Within the data below, find the string "gmail" and return each line where it occurs.

Stored data entries

╔══

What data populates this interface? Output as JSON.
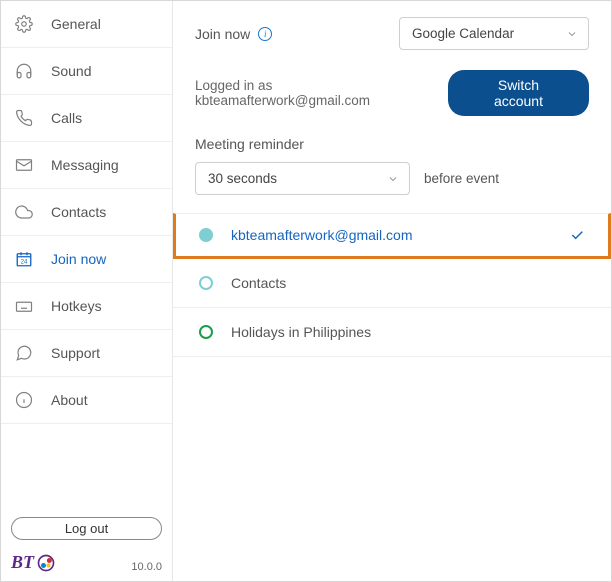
{
  "sidebar": {
    "items": [
      {
        "label": "General"
      },
      {
        "label": "Sound"
      },
      {
        "label": "Calls"
      },
      {
        "label": "Messaging"
      },
      {
        "label": "Contacts"
      },
      {
        "label": "Join now"
      },
      {
        "label": "Hotkeys"
      },
      {
        "label": "Support"
      },
      {
        "label": "About"
      }
    ],
    "logout": "Log out",
    "version": "10.0.0",
    "brand": "BT"
  },
  "main": {
    "title": "Join now",
    "calendar_source": "Google Calendar",
    "logged_in": "Logged in as kbteamafterwork@gmail.com",
    "switch_label": "Switch account",
    "reminder_label": "Meeting reminder",
    "reminder_value": "30 seconds",
    "reminder_suffix": "before event",
    "calendars": [
      {
        "label": "kbteamafterwork@gmail.com"
      },
      {
        "label": "Contacts"
      },
      {
        "label": "Holidays in Philippines"
      }
    ]
  }
}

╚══

RESULT OF THE EXERCISE ->
    "logged_in": "Logged in as kbteamafterwork@gmail.com",
        "label": "kbteamafterwork@gmail.com"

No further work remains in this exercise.